      I don’t want to make a seminar about this but this regulation places all surgeons, and eventually all doctors, in a position of servitude to hospitals. The vertical integration of medicine is what is planned. I have previously described the hospital I practiced in. Since then, in the past 18 months, they have fired the surgical group that ran the trauma center for 35 years. Hired a new group of surgeons nobody has ever heard of. I am hearing scary stories about what is going on with trauma cases now. The hospital has been buying up all the medical groups so all doctors are employees. My understanding is that the hospital wanted to buy the surgical group and the group declined. The hospital is now determined to run them out of the medical community and replace them with inferior surgeons who take orders.

      I am so glad I am retired.

    10. Mike K Says:

      All is proceeding as I have predicted.

      Obamacare will collapse of its own weight.

    11. PenGun Says:

      Almost every other first world country has figured this out, and moved on. I know you are special, but really.

    12. Ginny Says:

      What would Carson do? Kennedy, you may have mentioned your impression in a previous post – if you did, could you give me a search word or something? If not, could you give your insight? I trust your perspective.

      The more I think about insurance not paying for oil changes and flat tires, the more it seems to me we look at health insurance in an unrealistic and unproductive way.
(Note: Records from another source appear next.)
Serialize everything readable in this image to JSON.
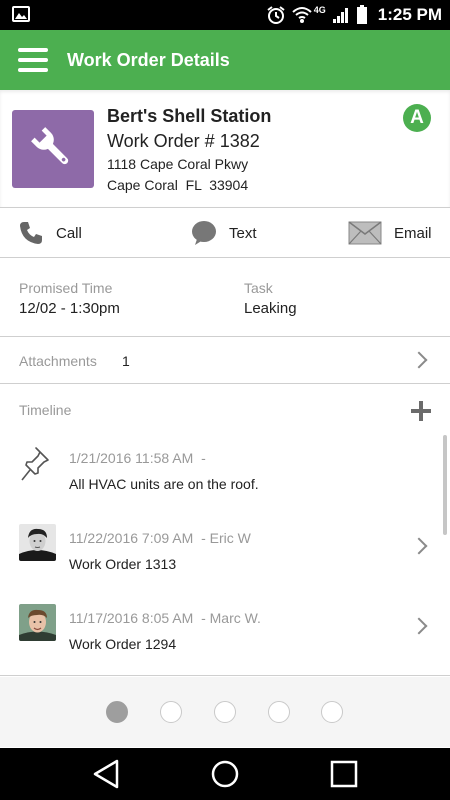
{
  "status_bar": {
    "time": "1:25 PM",
    "network": "4G"
  },
  "app_bar": {
    "title": "Work Order Details"
  },
  "work_order": {
    "station_name": "Bert's Shell Station",
    "number": "Work Order # 1382",
    "address_line1": "1118 Cape Coral Pkwy",
    "address_line2": "Cape Coral  FL  33904",
    "grade": "A",
    "icon_color": "#8e6aa8"
  },
  "contact": {
    "call": "Call",
    "text": "Text",
    "email": "Email"
  },
  "details": {
    "promised_time_label": "Promised Time",
    "promised_time_value": "12/02 - 1:30pm",
    "task_label": "Task",
    "task_value": "Leaking"
  },
  "attachments": {
    "label": "Attachments",
    "count": "1"
  },
  "timeline": {
    "label": "Timeline",
    "items": [
      {
        "meta": "1/21/2016 11:58 AM  -",
        "text": "All HVAC units are on the roof.",
        "icon": "pin-icon"
      },
      {
        "meta": "11/22/2016 7:09 AM  - Eric W",
        "text": "Work Order 1313",
        "icon": "avatar-eric"
      },
      {
        "meta": "11/17/2016 8:05 AM  - Marc W.",
        "text": "Work Order 1294",
        "icon": "avatar-marc"
      }
    ]
  },
  "pager": {
    "total": 5,
    "active": 1
  },
  "colors": {
    "accent": "#4caf50",
    "wo_icon": "#8e6aa8",
    "muted_text": "#999999"
  }
}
I want catastrophic, of course – my county shouldn’t go broke if I get some hanging on disease nor my family – I should plan for it with regular payments, gambling as such insurance payments always are.

      However, annual check ups don’t have to be like Dalyrmple describes. Of course it is becoming more that way, but it would have been unnecessary in my 20’s and 30’s, probably caught some problems earlier in my 40’s and 50’s, and now, near 70, they are oftener than once a year. I’d like to know my physician before I have my first heart attack, for instance.
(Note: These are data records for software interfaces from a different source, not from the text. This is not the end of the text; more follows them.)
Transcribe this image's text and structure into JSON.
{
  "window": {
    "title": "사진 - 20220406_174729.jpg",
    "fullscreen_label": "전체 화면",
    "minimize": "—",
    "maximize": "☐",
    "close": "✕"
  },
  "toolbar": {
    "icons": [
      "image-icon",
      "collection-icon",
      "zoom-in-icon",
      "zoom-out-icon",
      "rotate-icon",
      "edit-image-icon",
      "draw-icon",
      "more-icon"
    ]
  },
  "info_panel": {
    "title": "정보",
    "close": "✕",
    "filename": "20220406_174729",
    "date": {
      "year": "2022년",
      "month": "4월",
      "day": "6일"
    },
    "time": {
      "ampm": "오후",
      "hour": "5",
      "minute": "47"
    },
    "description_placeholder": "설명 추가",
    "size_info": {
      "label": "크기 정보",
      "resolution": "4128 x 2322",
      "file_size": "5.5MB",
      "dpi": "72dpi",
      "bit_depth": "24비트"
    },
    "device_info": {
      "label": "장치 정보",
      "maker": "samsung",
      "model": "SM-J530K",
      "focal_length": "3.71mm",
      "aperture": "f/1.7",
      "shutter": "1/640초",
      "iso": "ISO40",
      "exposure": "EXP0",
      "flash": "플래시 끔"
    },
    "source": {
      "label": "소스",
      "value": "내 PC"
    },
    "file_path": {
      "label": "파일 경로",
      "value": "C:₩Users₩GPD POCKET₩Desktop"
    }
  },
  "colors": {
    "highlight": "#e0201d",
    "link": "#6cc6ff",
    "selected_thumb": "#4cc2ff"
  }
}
      Now, it isn’t just that we ignore costs because insurance is paying them, it is also because when we do see a bill, it is surreal. My podiatrist doesn’t make the kind of money that bill for “debreeding” or whatever the hell it is would indicate goes to him and his staff. I like and trust him and some of it is delegated, but surely in a sane society $500 wouldn’t be necessary for appropriate payment. I don’t know where it goes except into the bowels of our local health group which then takes care of the indigent and hires endless groups of sometimes surly staff to deal with government & insurance. If I paid, maybe I’d be more responsible (like not going barefoot) and take on more of the task myself. Oh, well, this is uninformed but from a belief the open market would encourage a lot of good practices and get rid of a lot of bad ones.

    13. Mike K Says:
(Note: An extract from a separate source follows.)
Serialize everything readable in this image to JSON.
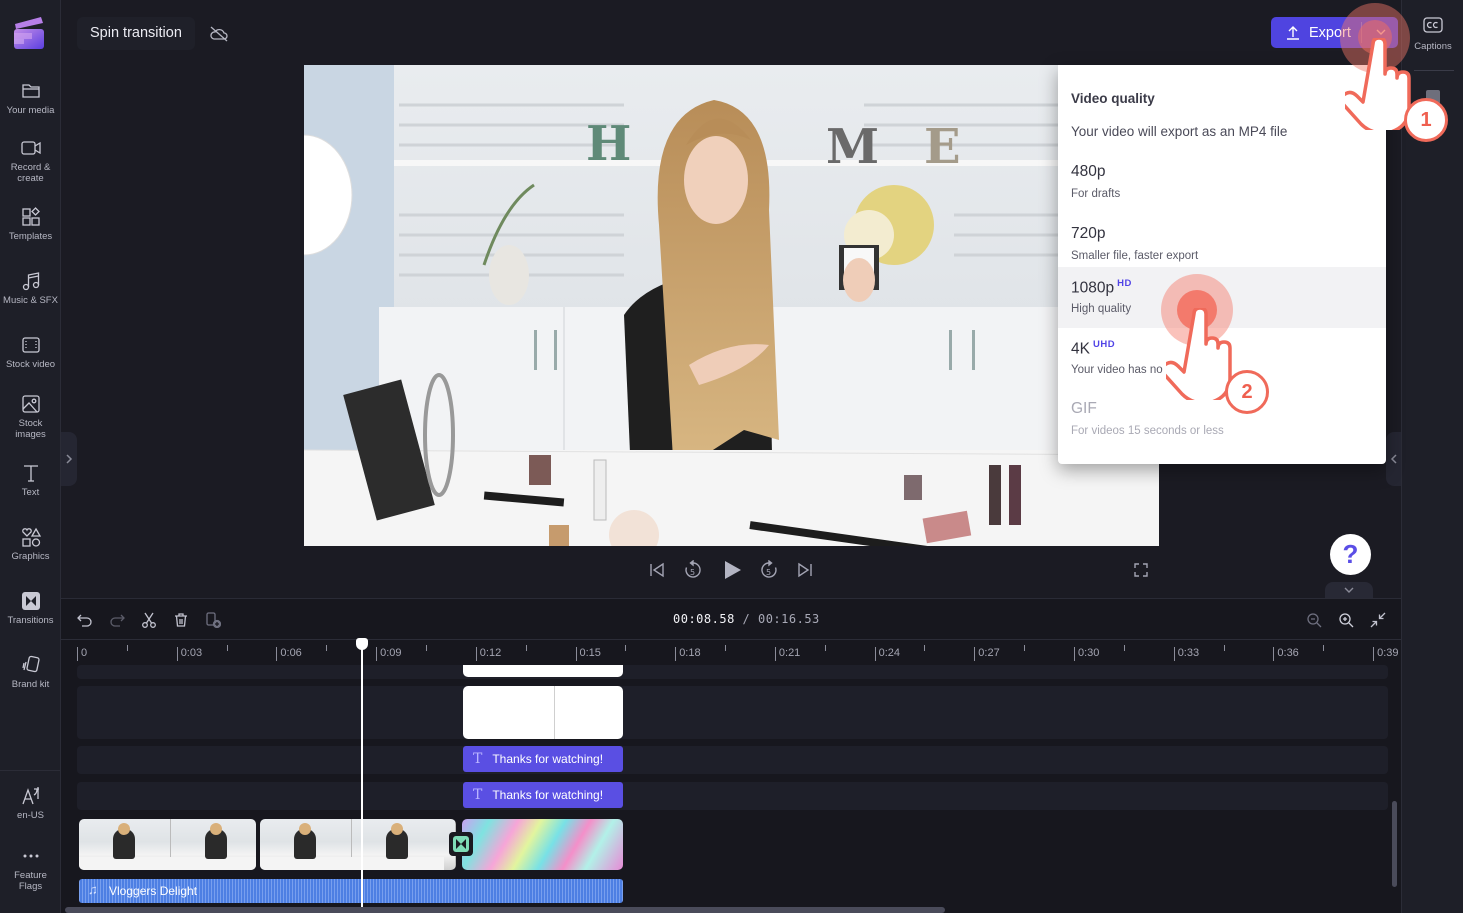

      I wrote a series of posts years ago, which are linked here, about what I envisioned as a workable reform. I was allowing the concept of a “safety net” more room than I would consider ideal, mainly because I think France proved that it could work. The French system has for years been the highest rated health care in Europe.

      I haven’t looked at Carson’s proposal. McCain in 2008 actually had a pretty good plan but he could not explain it and, besides, the financial collapse swept all before it.

    14. Ginny Says:

      Thanks. And especially thanks for doing it without the well-deserved snark.